There are at least two reasons why you shouldn't have an all zero column.
First, while the decomposition might be numerically the same, having $U$ and $V$ invertible, and more over orthogonal, is very desirable. You seem to interpret the decomposition as being simpler with an all zero column. This is not the case. Invertible/orthogonal matrices are much easier to handle, both theoretically and numerically, than singular matrices. Having $U$ and $V$ be orthogonal at the expensive of carrying out Gram-Schmidt for a couple of more iterations seems like a small price to pay.
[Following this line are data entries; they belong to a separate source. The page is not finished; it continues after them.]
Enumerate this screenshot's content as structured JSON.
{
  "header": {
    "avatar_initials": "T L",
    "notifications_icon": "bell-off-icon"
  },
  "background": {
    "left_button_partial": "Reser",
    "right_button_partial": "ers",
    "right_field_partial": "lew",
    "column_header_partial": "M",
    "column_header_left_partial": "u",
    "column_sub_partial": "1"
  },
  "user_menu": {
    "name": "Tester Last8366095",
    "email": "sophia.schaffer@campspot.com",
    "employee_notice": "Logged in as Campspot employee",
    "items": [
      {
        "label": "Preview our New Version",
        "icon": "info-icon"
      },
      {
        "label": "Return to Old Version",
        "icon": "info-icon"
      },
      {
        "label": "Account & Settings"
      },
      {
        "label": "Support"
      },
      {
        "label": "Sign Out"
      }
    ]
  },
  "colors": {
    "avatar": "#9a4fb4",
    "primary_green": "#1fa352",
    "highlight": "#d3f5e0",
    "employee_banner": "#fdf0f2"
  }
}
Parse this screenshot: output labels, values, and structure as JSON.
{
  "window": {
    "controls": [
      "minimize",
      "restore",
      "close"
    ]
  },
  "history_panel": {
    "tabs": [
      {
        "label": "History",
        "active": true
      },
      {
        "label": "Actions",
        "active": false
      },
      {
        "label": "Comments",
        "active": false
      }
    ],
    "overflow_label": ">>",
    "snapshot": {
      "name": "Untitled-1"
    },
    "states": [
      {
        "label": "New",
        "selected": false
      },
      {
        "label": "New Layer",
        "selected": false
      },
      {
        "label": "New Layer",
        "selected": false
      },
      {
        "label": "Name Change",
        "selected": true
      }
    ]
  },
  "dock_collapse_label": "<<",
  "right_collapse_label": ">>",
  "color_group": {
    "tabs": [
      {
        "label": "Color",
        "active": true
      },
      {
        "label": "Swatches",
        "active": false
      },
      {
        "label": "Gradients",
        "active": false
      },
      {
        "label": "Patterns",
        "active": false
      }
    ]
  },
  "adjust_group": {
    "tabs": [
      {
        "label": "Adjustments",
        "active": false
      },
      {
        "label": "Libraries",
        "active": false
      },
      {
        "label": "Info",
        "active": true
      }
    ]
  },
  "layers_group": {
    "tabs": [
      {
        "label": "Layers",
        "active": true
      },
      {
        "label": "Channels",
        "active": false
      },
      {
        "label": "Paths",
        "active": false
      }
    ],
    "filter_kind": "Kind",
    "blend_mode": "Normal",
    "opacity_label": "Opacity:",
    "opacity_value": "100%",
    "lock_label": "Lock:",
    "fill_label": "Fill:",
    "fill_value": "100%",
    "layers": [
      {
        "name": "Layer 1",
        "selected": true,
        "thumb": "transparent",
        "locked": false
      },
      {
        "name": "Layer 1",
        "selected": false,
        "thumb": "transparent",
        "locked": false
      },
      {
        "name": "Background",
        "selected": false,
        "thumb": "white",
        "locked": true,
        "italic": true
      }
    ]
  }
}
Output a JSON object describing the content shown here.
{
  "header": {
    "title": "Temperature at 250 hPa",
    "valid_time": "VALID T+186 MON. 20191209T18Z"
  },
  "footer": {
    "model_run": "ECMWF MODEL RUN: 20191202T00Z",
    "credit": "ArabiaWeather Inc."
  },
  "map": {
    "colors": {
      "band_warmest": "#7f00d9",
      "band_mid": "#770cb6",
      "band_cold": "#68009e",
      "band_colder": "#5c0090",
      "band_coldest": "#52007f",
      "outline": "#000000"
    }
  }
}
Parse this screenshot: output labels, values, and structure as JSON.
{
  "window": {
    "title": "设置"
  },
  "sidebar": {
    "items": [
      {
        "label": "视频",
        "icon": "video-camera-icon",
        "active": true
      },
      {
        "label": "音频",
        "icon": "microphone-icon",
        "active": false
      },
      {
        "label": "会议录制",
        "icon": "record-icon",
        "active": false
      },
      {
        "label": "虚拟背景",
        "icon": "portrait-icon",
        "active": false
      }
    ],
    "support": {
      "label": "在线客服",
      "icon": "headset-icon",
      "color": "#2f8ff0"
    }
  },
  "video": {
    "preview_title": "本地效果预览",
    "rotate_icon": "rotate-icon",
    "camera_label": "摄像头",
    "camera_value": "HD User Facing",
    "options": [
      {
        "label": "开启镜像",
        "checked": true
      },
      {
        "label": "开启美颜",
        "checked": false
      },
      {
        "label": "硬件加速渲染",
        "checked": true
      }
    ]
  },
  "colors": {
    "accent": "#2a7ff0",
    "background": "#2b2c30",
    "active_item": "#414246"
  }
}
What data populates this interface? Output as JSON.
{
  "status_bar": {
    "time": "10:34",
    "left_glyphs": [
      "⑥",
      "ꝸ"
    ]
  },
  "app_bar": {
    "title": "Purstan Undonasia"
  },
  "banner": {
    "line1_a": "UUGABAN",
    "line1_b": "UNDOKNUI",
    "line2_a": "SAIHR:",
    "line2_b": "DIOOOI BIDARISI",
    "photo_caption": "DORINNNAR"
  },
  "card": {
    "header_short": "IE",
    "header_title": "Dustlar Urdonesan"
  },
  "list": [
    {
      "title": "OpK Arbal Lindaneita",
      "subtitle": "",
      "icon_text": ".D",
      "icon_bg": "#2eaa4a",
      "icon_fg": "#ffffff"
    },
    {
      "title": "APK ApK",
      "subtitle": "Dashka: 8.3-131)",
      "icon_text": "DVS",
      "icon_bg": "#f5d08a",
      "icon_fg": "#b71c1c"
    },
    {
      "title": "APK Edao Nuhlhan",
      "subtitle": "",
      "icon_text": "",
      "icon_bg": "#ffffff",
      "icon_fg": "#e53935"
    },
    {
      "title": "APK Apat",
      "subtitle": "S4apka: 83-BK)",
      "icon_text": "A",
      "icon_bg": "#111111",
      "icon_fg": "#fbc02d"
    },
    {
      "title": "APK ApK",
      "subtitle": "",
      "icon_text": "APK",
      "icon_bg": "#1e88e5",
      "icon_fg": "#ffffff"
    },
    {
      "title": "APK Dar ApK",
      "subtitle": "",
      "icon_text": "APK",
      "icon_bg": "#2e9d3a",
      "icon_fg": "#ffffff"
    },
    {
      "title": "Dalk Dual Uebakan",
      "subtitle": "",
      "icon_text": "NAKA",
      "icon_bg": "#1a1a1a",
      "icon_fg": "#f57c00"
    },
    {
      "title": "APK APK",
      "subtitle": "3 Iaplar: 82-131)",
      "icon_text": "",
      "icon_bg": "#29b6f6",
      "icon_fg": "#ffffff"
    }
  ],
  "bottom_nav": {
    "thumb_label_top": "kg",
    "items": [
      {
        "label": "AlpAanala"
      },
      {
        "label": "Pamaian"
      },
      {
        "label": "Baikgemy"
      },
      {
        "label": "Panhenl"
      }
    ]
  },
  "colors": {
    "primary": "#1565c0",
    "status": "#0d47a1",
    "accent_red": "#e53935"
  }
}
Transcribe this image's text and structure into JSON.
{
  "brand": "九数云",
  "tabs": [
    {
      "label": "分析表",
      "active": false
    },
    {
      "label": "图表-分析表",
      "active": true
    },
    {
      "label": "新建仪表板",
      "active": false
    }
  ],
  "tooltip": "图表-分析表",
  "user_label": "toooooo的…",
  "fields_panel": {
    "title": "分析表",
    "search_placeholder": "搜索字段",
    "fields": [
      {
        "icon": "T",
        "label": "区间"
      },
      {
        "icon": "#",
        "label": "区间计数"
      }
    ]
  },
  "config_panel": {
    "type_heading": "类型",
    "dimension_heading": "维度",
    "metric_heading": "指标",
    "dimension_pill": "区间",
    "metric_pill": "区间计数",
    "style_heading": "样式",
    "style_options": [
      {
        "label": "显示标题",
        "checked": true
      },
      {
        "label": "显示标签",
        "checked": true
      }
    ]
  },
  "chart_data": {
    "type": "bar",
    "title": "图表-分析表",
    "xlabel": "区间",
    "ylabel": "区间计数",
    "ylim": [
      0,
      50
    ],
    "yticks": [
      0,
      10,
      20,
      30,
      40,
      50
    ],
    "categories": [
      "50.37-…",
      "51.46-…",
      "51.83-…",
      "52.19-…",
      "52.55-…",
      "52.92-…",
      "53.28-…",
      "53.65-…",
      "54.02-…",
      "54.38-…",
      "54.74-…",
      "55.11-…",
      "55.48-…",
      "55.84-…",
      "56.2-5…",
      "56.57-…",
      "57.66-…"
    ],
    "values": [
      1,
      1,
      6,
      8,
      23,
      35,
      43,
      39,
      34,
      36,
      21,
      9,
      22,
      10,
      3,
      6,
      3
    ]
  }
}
Secondly, and this is related to the first point, is that the singular value decomposition is not just a numerical decomposition. It is a representation of the linear map $\Sigma$ with respect to orthonormal basis of its domain and codomain. The matrices $U$ and $V$ reflect a choice of basis (or rather rotation to a specific basis), and that's the reason they're orthogonal matrices in the first place. You lose this interpretation when you stop with an all zero column, and this is not very desirable.